Sans révolutionner une série qui a déjà fait ses preuves, LEGO Star Wars : La Saga Complète offre aux joueurs PS3 une belle occasion de redécouvrir l’œuvre de George Lucas sous un jour nouveau. Relativement accessible, le jeu plaira aussi bien aux adultes fans des films qu’aux plus jeunes et la variété des niveaux permet de ne jamais s’ennuyer. Bien sûr il est préférable de jouer en coopération pour profiter au mieux du gameplay proposé mais les nombreux bonus à débloquer feront aussi la joie des amateurs d’aventure en solo. Seule petite ombre tableau, la réalisation bien qu’améliorée pour son changement de plateforme ne semble pas vraiment tirer parti des capacités de la machine, et quelques défauts déjà présents sur PS2 n’ont pas été réglés. L’ensemble reste toutefois convaincant et agréable à jouer.
It seems that for every minor flaw that can be raised against LEGO Star Wars: The Complete Saga, the game has a positive point to counter it. Yes, the computer-controlled camera sometimes chooses frustrating angles but both sound effects and score make excellent use of such famous source material. And while the title is basically rehash of a couple of previous games, with ten to twenty hours of play to complete the story mode alone, you're certainly getting value for money.

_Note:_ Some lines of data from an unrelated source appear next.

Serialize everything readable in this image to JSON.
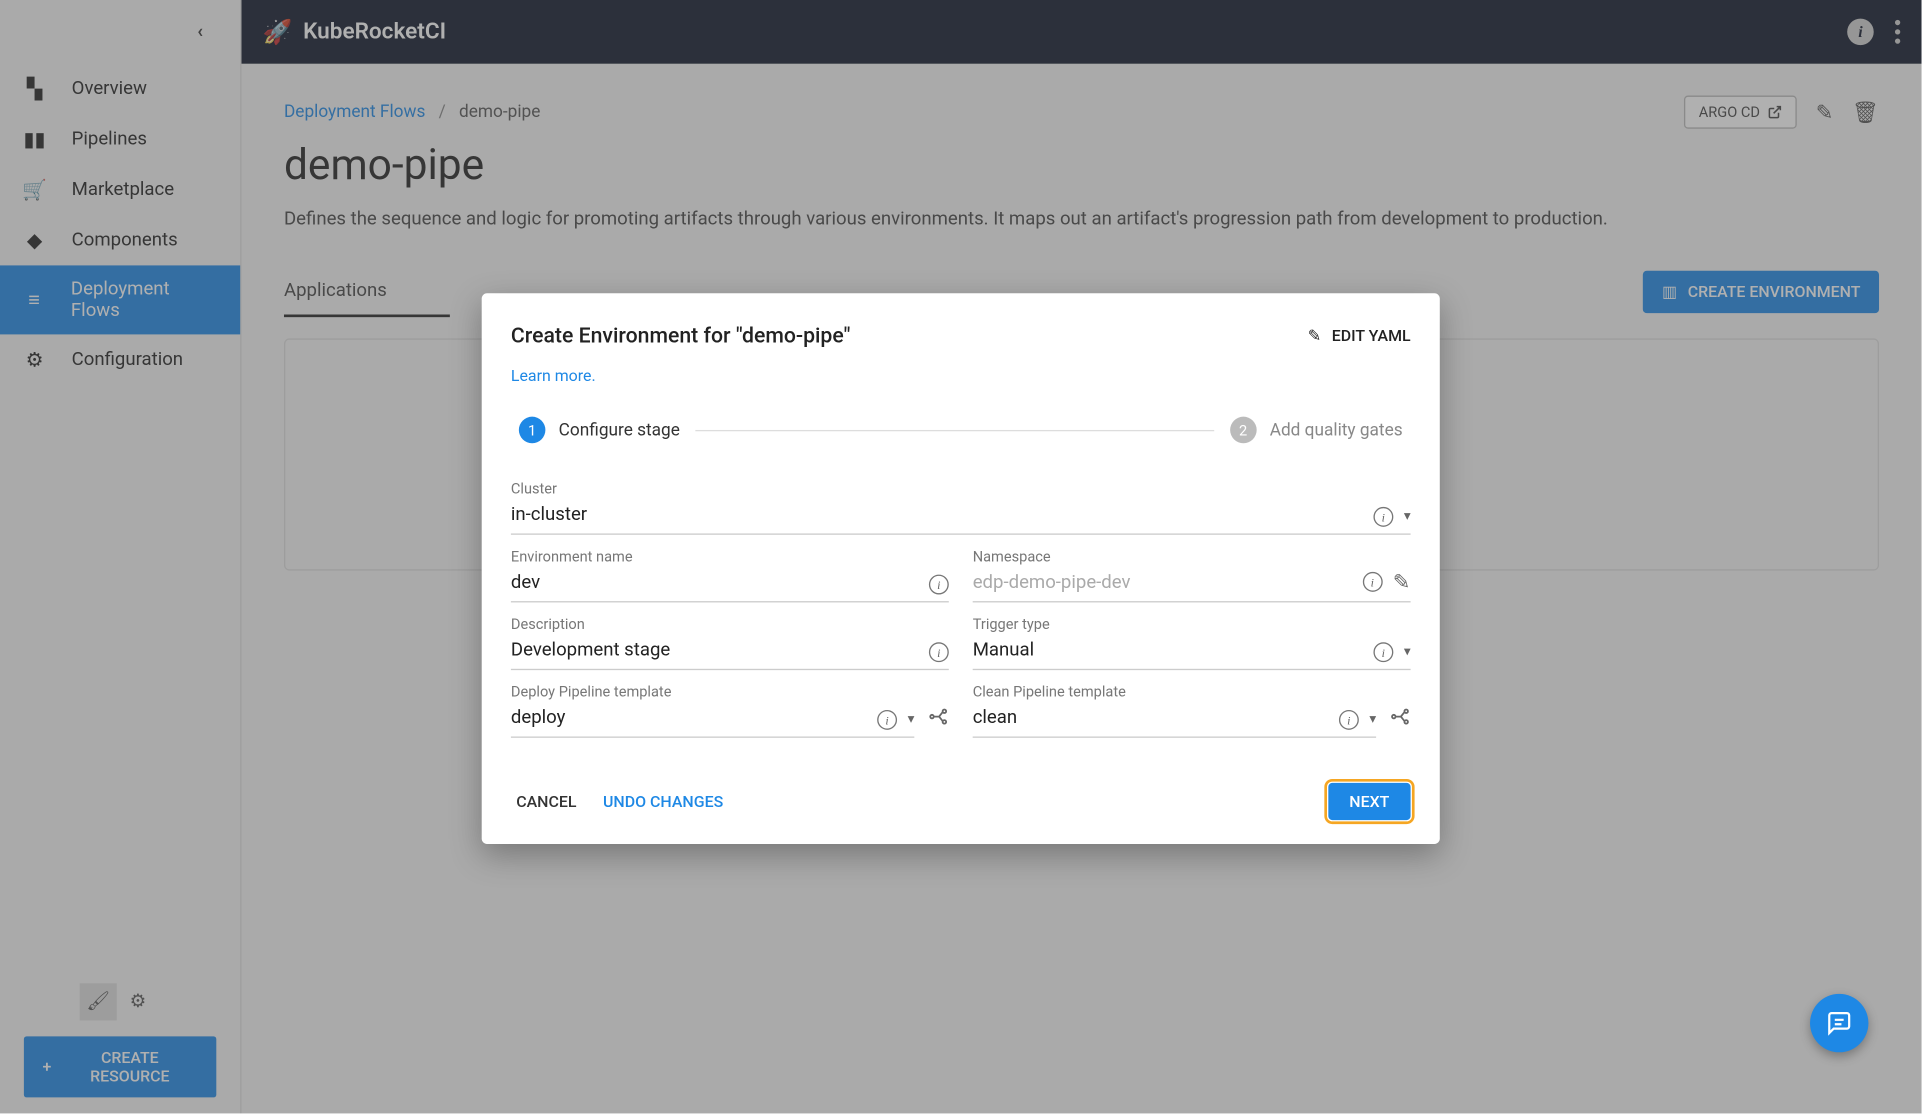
{
  "brand": "KubeRocketCI",
  "sidebar": {
    "items": [
      {
        "label": "Overview"
      },
      {
        "label": "Pipelines"
      },
      {
        "label": "Marketplace"
      },
      {
        "label": "Components"
      },
      {
        "label": "Deployment Flows"
      },
      {
        "label": "Configuration"
      }
    ],
    "createResource": "CREATE RESOURCE"
  },
  "breadcrumb": {
    "parent": "Deployment Flows",
    "sep": "/",
    "current": "demo-pipe"
  },
  "page": {
    "title": "demo-pipe",
    "desc": "Defines the sequence and logic for promoting artifacts through various environments. It maps out an artifact's progression path from development to production.",
    "argoBtn": "ARGO CD",
    "tab": "Applications",
    "createEnvBtn": "CREATE ENVIRONMENT"
  },
  "modal": {
    "title": "Create Environment for \"demo-pipe\"",
    "editYaml": "EDIT YAML",
    "learnMore": "Learn more.",
    "step1": "Configure stage",
    "step2": "Add quality gates",
    "fields": {
      "clusterLabel": "Cluster",
      "clusterValue": "in-cluster",
      "envNameLabel": "Environment name",
      "envNameValue": "dev",
      "namespaceLabel": "Namespace",
      "namespacePlaceholder": "edp-demo-pipe-dev",
      "descLabel": "Description",
      "descValue": "Development stage",
      "triggerLabel": "Trigger type",
      "triggerValue": "Manual",
      "deployTplLabel": "Deploy Pipeline template",
      "deployTplValue": "deploy",
      "cleanTplLabel": "Clean Pipeline template",
      "cleanTplValue": "clean"
    },
    "cancel": "CANCEL",
    "undo": "UNDO CHANGES",
    "next": "NEXT"
  }
}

The most important thing however is that the force is strong with LEGO Star Wars, which makes for the kind of good, old fashioned fun that you don't need to travel to a galaxy far, far away to find - just your local videogame retailer.